If, as Randy Newman once put it, short – or if you prefer, vertically-challenged – people have no reason to live, then he’s probably not referring to the residents of Leisureland in the movie “Downsizing,” starring Matt Damon as an ordinary guy who makes the bold decision to “go small.” An occupational therapist who still lives in the same house he grew up in but longs to purchase a home of his own with his wife, Kristen Wiig, Matt is lucky enough to exist in a futuristic (but recognizably the same as ours) world in which a Norwegian scientist has perfected a process by which the human body can be safely shrunk to five inches, thereby allowing more people to live lives of luxury in smaller-scale communites, but secure and smug in the knowledge that they’re helping the planet. When Matt’s friend (Jason Sudeikis) decides to downsize and returns with gushing tales of how much his life has improved, the couple decide to undergo the operation (shown in amusing detail).

The only fly in the ointment comes when Matt wakes up after surgery and learns that Kristen has backed out at the last minute, a decision which eventually leads to divorce and Matt being unable to fully enjoy his new home which is a lavish McMansion he decides to swap for an apartment now that he’s single again. He tries to take Jason’s advice to get back into the dating scene, but keeps striking out, even after Matt reluctantly attends one of his upstairs neighbor’s (Christoph Waltz) wild parties, featuring drugs, dancing and plenty of flashing strobe lights.
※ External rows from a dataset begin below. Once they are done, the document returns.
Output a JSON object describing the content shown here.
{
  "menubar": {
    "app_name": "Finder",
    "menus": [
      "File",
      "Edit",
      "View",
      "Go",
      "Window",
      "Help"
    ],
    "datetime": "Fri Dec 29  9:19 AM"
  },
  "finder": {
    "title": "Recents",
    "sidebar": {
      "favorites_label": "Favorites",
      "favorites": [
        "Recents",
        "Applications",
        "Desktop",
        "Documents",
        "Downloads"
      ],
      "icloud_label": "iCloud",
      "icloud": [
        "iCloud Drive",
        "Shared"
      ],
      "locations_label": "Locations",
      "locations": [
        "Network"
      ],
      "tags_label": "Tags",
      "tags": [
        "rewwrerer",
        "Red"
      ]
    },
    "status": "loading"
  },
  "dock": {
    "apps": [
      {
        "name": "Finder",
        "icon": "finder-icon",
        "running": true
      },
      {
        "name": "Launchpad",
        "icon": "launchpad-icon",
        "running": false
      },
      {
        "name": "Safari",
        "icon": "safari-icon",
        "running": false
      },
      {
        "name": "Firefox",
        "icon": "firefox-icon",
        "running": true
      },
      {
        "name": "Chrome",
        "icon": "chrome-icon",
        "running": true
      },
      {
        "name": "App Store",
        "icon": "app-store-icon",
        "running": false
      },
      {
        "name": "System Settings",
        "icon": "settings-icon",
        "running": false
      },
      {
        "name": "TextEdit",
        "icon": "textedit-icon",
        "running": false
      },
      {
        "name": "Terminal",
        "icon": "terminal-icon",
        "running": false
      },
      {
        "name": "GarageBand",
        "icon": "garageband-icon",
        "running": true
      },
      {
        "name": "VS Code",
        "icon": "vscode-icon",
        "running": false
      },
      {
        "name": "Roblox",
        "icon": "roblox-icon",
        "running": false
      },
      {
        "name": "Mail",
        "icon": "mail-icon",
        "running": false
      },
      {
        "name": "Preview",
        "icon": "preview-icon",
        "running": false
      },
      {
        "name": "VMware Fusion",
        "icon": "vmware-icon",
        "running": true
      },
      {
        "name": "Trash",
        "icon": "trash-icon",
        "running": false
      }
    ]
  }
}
However, the morning after, he meets Christoph’s cleaning woman (Hong Chau), a Vietnamese dissident who was released from prison after being smuggled to the US. After giving her some free medical advice (Hong’s an amputee), Hong soon persuades Matt to come visit her downsized but decidedly un-lavish community and help her feed and care for the less fortunate residents there.

If you’ve seen the trailers I have, you’ve only seen half the movie, so to speak, which perhaps makes “Downsizing” look more entertaining and lighthearted than it actually is. “Downsizing” post-operation shortly turns into one of those nineties’ movies (“Regarding Henry,” “The Doctor,”) in which yuppies re-discover their souls by helping others. The climax revolves around a “Will I stay or will I go” scenario involving both a Vietnamese Bible and the phrase “love fuck.” Matt’s character isn’t particularly selfish to begin with, so the transformation isn’t as dramatic, but even with the second half derailment, the movie is capable of provoking some speculating on the Big Picture and how we fit into it, regardless of size.